The character not only is limited to a single status effect, but can hold multiple status effect -- thus, potentially altering their physical and mental state of mind at once.
Status effects also don't have to be negative. A character can also feel good too right? Status effects like Haste, Protect, etc all allow the character to become faster, and more resilient in battle. So positive status effects also exist.
A character should also then be able to hold status effects of either negative, or positive effects, and affect their statistics accordingly.
Spells and Skills
Characters can be made "unique" by giving each one of them the ability to perform several other attacks other than the melee attack. If your character is a white mage, then you'ld want the character to be able to cast spells that are more defensive such as Reflect, or Cure. If you have a character that is meant to be a black mage, then some spells which they possess may be Fire, or Bio.
Each character should have a set of spells which they can use, and a character system should allow for each character to have their own set of spells and skills unique to them.
Spells can also vary at different levels. In the Final Fantasy series, it is very common to have base spells such as Fire, which do minimal fire damage early on in the game, and have the character advance into learning spells with more potential to do damage such as Fira, and Firaga.

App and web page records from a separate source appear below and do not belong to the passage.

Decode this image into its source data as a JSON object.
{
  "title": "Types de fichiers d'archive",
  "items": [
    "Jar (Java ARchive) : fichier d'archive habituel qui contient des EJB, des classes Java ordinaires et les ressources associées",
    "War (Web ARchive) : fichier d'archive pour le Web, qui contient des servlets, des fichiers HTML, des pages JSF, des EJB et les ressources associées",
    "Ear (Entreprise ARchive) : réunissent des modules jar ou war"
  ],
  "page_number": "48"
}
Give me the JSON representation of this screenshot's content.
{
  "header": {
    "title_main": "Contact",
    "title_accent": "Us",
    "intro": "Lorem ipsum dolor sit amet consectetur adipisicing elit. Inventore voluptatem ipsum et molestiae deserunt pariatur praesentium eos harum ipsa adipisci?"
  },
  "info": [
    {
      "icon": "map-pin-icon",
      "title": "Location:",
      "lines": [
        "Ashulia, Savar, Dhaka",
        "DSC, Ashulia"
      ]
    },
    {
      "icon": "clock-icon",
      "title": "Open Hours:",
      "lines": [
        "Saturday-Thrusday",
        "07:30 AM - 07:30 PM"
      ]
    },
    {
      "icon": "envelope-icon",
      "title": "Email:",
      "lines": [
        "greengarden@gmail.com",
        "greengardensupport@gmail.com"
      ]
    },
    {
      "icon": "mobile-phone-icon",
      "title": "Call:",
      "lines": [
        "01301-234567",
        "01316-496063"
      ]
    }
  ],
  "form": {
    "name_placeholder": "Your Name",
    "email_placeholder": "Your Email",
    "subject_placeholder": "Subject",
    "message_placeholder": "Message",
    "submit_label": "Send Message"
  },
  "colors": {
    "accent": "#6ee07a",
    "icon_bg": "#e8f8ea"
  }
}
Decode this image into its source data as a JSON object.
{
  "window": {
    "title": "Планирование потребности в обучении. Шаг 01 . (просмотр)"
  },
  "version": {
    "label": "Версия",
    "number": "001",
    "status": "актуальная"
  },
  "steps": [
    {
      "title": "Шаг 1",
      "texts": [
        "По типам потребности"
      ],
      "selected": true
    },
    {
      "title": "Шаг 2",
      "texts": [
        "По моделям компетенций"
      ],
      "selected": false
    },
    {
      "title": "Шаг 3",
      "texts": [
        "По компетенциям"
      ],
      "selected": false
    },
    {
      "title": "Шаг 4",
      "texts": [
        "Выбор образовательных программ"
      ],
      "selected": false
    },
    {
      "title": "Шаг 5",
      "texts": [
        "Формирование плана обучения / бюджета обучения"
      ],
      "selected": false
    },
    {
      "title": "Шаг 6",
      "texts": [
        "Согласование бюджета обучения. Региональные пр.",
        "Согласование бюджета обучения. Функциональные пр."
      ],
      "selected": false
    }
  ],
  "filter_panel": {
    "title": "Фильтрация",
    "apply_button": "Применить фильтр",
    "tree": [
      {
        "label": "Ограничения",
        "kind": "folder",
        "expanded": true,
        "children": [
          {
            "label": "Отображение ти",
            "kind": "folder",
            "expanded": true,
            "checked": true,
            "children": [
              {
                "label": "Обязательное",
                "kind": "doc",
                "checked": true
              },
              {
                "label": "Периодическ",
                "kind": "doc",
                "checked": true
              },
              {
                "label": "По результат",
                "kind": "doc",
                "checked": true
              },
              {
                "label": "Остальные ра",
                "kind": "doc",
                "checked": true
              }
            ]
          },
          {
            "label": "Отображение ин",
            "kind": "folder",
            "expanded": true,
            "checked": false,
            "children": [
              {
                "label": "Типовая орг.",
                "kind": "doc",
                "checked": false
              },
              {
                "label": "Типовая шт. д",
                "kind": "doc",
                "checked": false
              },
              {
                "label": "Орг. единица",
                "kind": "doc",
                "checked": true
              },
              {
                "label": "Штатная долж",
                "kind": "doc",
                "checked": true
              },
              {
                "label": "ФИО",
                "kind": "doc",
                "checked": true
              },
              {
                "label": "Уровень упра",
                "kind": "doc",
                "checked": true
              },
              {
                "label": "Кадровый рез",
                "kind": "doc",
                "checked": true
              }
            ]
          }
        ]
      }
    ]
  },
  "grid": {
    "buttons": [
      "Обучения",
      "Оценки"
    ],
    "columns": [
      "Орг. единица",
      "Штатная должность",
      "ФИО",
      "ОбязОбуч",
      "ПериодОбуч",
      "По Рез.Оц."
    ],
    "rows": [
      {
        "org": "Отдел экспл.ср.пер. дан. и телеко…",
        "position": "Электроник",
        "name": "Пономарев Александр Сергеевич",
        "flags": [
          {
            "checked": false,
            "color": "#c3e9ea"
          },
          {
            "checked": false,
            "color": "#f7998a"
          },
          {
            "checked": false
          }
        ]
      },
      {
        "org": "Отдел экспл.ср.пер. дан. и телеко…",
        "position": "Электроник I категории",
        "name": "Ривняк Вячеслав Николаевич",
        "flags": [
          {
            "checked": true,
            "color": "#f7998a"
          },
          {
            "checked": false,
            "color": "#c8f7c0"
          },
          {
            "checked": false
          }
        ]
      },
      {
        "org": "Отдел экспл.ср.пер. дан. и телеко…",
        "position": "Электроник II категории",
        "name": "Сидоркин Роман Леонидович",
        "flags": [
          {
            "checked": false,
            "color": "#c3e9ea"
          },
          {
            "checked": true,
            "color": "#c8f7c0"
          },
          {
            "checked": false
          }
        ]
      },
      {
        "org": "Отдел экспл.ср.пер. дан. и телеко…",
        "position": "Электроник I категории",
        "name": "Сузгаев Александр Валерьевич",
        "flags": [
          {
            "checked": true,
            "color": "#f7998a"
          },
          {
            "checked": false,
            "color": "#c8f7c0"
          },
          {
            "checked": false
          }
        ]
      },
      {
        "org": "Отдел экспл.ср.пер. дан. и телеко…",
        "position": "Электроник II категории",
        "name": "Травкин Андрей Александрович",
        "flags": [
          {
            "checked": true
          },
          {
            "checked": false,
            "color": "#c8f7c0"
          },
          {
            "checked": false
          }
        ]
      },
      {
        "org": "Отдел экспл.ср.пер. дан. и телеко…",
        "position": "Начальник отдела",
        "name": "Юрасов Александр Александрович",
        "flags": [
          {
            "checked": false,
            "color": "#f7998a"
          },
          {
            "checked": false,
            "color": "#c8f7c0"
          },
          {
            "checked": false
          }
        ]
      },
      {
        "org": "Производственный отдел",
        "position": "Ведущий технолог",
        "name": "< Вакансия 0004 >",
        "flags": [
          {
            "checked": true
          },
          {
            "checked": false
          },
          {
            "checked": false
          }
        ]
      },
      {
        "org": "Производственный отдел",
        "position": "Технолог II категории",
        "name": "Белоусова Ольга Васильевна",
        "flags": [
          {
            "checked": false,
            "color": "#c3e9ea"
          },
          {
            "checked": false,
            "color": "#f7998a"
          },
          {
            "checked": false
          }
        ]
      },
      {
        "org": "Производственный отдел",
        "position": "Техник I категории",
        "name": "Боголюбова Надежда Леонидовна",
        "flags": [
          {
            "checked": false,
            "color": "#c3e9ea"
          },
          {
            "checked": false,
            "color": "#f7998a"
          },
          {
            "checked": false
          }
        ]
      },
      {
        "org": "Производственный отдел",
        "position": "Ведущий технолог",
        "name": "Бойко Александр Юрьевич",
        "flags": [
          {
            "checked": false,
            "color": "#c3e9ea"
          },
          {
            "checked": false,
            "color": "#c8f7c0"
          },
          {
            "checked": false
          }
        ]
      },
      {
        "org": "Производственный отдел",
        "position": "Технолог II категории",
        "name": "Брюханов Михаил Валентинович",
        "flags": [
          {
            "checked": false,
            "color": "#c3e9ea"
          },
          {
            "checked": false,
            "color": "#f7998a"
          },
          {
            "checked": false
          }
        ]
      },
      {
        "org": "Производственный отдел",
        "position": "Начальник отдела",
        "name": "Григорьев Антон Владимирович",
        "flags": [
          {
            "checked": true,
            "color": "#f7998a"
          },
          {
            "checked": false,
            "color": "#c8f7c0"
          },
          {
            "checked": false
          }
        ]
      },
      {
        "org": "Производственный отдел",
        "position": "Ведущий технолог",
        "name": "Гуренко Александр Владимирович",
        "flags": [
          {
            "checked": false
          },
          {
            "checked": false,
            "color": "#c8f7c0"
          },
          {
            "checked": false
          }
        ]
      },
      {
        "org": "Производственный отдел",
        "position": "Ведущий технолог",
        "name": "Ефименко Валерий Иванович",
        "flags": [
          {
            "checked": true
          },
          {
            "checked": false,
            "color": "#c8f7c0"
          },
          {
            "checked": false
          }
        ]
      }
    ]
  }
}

Skills are similar to spells, but we can think of them as even more unique to the character. In a JRPG, you'll usually have one other character being able to perform the same type of spells as another, albeit either more, or less effective. With skills, they are usually associated to either the character themselves, or the particular job class they belong to.
The character gains experience after every battle. This allows for the character to obtain competency in battle and level up. Different characters can level up at different thresholds of experience. In a JRPG, this can be achieved programmatically, or statically by the use of a look-up table.
The character should possess a minimum threshold to reach a new level by meeting the target experience value.
For example, getting to Level 2 for a character should take about 1000 total XP, while getting to Level 3 will require the character to have 2300 total XP.
Total experience to achieve the next level usually doesn't grow linearly. In fact, in most JRPG games, experience requirements to reach the target level grows exponentially. For Gen1 Pokemon games, the general approach to calculate experience needed to reach the next level was:
XpNeededForNextLevel = Math.Round((4 * CurrentLevel ^ 3) / 5)
You can see that this grows expoentially.
Finally, a character posseses the ability to belong in a certain character class which can steer them in a direction of being attuned for all of what has been discussed above. For example, if a character is a Warrior, then the expectation is that the character can grow their strength, and defense at a much faster rate than a Thief. On the flip side, a Thief will likely have a higher speed, and evasion ability.
Character classes allow for a template to be applied onto the character to make growth much easier to manage.
The Minimum Viable Character
So, I've just presented my opinions on what makes a minimum viable character in a JRPG. Now, it's time to actually see if we can model one through code.
In the next chapter, we'll first take our
jrpg-inventory-system and refactor out all of our existing
character code into a new library. From there, we'll modify some of the
code to model a character with properties of: name (personality), and
statistics and experience (competency).
We'll also write some unit tests to simulate different characters and try to see how leveling affects growth rates of the statistics of these characters.